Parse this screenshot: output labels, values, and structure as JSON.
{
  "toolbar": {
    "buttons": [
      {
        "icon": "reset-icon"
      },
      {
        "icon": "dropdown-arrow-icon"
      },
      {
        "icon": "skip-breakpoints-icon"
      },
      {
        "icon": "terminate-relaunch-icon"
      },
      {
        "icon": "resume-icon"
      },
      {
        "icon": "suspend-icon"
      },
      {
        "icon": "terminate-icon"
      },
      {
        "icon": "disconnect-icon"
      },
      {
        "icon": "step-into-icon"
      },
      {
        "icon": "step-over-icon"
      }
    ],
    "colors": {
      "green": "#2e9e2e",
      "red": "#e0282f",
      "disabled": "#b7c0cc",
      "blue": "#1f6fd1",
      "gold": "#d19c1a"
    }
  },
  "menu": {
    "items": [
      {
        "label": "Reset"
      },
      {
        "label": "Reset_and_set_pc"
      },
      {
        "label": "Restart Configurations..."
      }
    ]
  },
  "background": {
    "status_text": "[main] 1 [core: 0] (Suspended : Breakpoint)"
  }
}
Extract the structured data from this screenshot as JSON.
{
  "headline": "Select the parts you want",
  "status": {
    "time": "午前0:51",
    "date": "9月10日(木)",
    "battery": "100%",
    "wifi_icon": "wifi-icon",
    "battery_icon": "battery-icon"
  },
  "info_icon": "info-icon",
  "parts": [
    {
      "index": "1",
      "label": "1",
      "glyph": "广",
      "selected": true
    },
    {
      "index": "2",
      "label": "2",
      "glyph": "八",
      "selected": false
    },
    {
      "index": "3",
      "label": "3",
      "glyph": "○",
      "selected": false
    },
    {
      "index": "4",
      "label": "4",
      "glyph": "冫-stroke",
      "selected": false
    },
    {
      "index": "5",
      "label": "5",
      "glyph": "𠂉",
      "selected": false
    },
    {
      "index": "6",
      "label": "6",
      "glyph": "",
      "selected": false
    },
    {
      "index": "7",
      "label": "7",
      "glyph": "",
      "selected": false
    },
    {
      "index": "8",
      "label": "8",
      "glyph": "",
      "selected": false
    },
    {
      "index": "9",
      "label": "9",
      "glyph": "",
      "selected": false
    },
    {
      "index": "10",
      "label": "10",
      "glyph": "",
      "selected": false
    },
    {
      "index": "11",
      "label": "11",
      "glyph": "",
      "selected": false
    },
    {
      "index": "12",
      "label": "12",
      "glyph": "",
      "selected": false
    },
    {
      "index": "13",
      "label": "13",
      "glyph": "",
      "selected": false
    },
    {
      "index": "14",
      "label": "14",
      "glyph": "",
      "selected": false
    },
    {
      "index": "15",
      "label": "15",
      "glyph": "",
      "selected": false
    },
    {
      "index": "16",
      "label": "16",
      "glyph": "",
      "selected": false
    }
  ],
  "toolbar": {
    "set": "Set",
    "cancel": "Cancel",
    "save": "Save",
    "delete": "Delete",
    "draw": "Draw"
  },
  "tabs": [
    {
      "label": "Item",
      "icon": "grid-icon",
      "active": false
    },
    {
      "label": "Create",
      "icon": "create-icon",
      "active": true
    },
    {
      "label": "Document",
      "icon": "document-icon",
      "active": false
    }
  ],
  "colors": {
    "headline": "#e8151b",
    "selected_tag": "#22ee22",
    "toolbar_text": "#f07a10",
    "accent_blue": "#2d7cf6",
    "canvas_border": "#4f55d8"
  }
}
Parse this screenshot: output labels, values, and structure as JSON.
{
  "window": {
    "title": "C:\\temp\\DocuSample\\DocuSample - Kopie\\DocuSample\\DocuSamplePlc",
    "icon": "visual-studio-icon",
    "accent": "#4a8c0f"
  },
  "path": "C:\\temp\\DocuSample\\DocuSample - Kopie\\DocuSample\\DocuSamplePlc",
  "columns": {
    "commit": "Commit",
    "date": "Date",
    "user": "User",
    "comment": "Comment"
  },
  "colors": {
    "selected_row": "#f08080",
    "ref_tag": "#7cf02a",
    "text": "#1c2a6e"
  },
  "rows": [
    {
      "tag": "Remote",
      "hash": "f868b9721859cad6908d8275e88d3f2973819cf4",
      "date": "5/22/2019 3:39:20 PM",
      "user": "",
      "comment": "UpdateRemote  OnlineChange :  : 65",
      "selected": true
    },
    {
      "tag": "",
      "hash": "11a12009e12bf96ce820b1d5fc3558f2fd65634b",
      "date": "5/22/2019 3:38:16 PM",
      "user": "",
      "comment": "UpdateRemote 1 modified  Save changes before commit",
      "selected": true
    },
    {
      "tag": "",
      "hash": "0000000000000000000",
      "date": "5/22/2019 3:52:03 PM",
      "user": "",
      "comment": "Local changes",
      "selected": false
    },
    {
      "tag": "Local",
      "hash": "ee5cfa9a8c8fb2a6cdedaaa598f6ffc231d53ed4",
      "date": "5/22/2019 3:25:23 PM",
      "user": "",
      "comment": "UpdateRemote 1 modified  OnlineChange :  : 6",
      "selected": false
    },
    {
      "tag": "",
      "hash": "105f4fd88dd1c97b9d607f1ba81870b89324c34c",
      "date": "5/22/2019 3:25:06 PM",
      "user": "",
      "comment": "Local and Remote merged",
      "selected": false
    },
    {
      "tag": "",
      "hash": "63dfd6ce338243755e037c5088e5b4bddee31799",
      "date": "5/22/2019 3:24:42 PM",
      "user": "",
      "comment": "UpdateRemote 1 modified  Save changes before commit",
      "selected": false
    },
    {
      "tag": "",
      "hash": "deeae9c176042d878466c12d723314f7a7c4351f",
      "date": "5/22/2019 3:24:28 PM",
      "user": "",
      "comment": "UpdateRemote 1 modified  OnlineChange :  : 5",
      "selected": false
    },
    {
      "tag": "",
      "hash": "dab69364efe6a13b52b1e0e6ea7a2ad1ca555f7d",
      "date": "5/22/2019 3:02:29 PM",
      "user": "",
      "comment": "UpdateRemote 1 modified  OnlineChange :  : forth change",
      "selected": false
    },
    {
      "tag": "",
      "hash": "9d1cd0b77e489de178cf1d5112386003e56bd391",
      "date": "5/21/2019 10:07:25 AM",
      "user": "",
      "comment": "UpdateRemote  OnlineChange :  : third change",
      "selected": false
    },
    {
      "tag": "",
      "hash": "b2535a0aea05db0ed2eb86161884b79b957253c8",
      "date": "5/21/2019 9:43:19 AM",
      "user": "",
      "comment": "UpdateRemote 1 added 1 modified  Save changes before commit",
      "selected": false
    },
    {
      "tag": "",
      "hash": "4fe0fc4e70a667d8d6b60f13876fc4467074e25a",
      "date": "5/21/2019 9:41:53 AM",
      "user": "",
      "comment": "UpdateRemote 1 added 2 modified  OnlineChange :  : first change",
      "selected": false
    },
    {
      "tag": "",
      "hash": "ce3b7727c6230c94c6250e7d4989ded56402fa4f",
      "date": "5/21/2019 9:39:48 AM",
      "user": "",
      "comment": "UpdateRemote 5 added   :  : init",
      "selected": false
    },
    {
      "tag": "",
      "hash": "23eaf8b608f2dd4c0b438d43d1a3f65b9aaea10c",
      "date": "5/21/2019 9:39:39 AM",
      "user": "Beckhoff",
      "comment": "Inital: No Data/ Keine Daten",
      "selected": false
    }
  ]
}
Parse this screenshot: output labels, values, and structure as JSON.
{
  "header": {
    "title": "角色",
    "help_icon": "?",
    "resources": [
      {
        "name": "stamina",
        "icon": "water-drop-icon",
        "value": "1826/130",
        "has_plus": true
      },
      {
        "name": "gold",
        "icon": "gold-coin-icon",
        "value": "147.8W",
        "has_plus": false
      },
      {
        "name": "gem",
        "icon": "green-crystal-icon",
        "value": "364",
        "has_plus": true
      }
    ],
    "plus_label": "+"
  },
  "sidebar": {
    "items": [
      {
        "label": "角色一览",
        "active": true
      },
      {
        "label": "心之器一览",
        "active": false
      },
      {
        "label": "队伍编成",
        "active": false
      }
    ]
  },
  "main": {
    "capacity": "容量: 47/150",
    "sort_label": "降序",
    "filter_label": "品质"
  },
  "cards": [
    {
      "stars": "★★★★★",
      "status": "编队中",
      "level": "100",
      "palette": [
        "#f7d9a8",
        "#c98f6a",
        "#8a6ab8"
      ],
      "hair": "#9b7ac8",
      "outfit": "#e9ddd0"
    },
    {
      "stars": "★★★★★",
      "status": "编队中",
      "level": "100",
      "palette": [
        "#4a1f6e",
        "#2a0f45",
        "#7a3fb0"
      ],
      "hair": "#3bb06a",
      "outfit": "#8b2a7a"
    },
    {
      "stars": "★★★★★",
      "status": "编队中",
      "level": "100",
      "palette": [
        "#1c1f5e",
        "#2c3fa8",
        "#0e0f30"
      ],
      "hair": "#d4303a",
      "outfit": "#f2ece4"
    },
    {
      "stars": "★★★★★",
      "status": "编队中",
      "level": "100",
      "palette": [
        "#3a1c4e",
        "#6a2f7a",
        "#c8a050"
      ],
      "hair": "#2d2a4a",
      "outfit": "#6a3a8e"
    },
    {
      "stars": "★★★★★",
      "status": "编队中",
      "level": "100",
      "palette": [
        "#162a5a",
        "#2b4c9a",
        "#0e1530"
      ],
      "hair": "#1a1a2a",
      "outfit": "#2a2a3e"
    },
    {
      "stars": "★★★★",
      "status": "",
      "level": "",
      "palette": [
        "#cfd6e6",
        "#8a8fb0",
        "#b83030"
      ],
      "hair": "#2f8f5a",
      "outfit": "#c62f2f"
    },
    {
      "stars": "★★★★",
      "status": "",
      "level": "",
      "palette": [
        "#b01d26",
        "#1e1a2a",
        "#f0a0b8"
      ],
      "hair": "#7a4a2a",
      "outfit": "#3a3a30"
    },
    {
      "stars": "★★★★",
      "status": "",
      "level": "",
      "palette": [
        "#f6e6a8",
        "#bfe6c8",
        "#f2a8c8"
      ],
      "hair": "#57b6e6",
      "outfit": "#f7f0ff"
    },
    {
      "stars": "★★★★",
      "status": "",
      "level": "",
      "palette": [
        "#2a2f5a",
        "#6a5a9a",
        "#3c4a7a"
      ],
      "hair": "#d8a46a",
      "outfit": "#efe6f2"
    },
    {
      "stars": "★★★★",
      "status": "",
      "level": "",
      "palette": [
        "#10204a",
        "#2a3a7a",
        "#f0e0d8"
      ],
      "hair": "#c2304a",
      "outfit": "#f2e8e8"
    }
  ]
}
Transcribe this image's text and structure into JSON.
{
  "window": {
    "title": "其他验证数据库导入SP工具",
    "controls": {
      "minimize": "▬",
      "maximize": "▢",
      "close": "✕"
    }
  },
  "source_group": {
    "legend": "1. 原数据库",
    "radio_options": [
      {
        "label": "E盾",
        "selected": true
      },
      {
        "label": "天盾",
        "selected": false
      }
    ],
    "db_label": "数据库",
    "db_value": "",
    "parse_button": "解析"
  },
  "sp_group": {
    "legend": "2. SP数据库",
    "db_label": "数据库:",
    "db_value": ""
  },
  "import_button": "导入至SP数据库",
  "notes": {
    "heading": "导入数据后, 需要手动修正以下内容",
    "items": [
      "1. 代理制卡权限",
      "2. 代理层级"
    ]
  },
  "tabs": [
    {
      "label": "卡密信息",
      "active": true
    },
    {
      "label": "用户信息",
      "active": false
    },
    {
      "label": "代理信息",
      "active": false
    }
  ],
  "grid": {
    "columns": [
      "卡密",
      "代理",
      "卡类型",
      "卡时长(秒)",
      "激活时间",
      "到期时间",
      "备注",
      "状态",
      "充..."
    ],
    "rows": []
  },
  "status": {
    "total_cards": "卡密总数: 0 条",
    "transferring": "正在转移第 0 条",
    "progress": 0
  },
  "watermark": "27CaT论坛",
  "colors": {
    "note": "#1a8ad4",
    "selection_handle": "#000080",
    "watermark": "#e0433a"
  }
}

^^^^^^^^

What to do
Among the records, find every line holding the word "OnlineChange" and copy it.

Answer for the task
      "comment": "UpdateRemote  OnlineChange :  : 65",
      "comment": "UpdateRemote 1 modified  OnlineChange :  : 6",
      "comment": "UpdateRemote 1 modified  OnlineChange :  : 5",
      "comment": "UpdateRemote 1 modified  OnlineChange :  : forth change",
      "comment": "UpdateRemote  OnlineChange :  : third change",
      "comment": "UpdateRemote 1 added 2 modified  OnlineChange :  : first change",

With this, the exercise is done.